Lottery is a form of gambling in which participants pay money for the chance to win prizes. Some of the money collected by a lottery is used to award winners and to cover administrative costs; the remainder is profit. Lottery is legal in most countries.
During the 17th century it was common in the Low Countries for towns to hold public lotteries to raise funds for a variety of purposes, including building town walls and fortifications, and helping the poor. Lotteries were popular, and widely viewed as a painless form of taxation.
People who play the lottery do so because they enjoy the entertainment value of the game, and a portion of the ticket price is used to help those in need. The probability of winning is very slim – statistically, you are more likely to be struck by lightning or become a billionaire than you are to win the lottery. However, if the expected utility of the monetary gain exceeds the disutility of losing, then purchasing tickets can be a rational decision for some individuals.
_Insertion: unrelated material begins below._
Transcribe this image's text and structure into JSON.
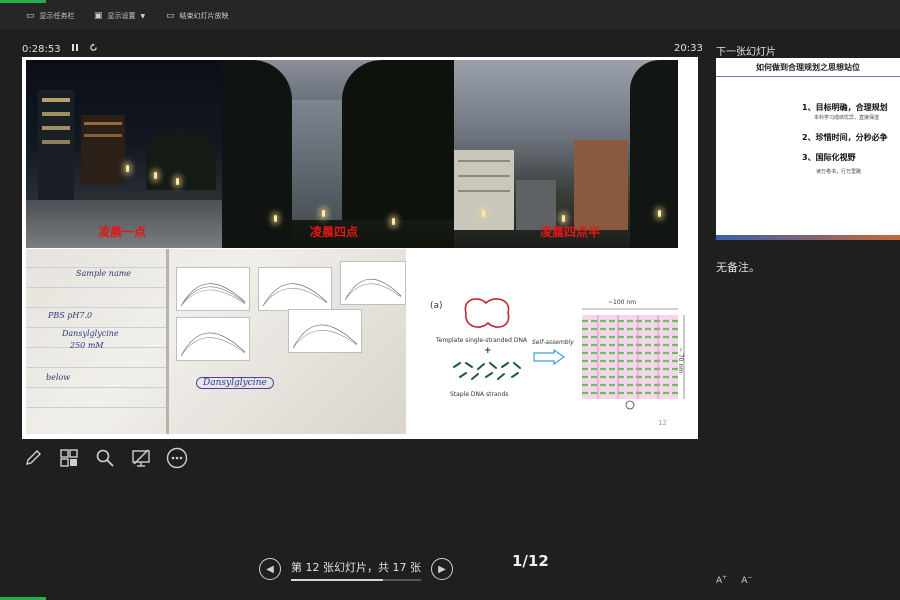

Studies suggest that a large majority of players are poor, and they play the lottery because they believe that it is their best opportunity for improving their financial situation. This belief is likely based on a misreading of the odds: while a 1 in 10 million chance may sound rare, the human brain has difficulty calculating probabilities. Moreover, the financial benefits of playing the lottery may be short-lived: a recent study found that most lottery winners lose much of their prize money shortly after winning it.